Stored items from a collection:
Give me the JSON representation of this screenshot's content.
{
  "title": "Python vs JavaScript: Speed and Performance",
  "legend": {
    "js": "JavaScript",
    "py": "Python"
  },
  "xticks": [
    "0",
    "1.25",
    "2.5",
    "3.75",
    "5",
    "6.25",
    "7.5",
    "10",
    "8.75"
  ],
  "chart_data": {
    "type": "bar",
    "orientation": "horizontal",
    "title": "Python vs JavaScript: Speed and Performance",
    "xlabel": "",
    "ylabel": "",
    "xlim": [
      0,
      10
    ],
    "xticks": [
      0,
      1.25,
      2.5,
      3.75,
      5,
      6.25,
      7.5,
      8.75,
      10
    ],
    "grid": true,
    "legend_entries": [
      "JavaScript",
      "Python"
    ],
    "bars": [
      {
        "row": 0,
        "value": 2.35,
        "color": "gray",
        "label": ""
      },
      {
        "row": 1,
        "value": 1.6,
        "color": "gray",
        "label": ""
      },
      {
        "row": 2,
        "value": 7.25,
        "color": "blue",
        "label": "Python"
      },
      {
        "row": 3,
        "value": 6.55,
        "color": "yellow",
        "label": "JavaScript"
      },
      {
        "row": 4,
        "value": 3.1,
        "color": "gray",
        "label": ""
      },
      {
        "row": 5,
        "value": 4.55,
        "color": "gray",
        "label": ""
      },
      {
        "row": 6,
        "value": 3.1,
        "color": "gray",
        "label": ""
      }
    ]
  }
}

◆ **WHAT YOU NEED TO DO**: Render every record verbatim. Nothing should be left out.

◆ **EXERCISE SOLUTION**:
Give me the JSON representation of this screenshot's content.
{
  "title": "Python vs JavaScript: Speed and Performance",
  "legend": {
    "js": "JavaScript",
    "py": "Python"
  },
  "xticks": [
    "0",
    "1.25",
    "2.5",
    "3.75",
    "5",
    "6.25",
    "7.5",
    "10",
    "8.75"
  ],
  "chart_data": {
    "type": "bar",
    "orientation": "horizontal",
    "title": "Python vs JavaScript: Speed and Performance",
    "xlabel": "",
    "ylabel": "",
    "xlim": [
      0,
      10
    ],
    "xticks": [
      0,
      1.25,
      2.5,
      3.75,
      5,
      6.25,
      7.5,
      8.75,
      10
    ],
    "grid": true,
    "legend_entries": [
      "JavaScript",
      "Python"
    ],
    "bars": [
      {
        "row": 0,
        "value": 2.35,
        "color": "gray",
        "label": ""
      },
      {
        "row": 1,
        "value": 1.6,
        "color": "gray",
        "label": ""
      },
      {
        "row": 2,
        "value": 7.25,
        "color": "blue",
        "label": "Python"
      },
      {
        "row": 3,
        "value": 6.55,
        "color": "yellow",
        "label": "JavaScript"
      },
      {
        "row": 4,
        "value": 3.1,
        "color": "gray",
        "label": ""
      },
      {
        "row": 5,
        "value": 4.55,
        "color": "gray",
        "label": ""
      },
      {
        "row": 6,
        "value": 3.1,
        "color": "gray",
        "label": ""
      }
    ]
  }
}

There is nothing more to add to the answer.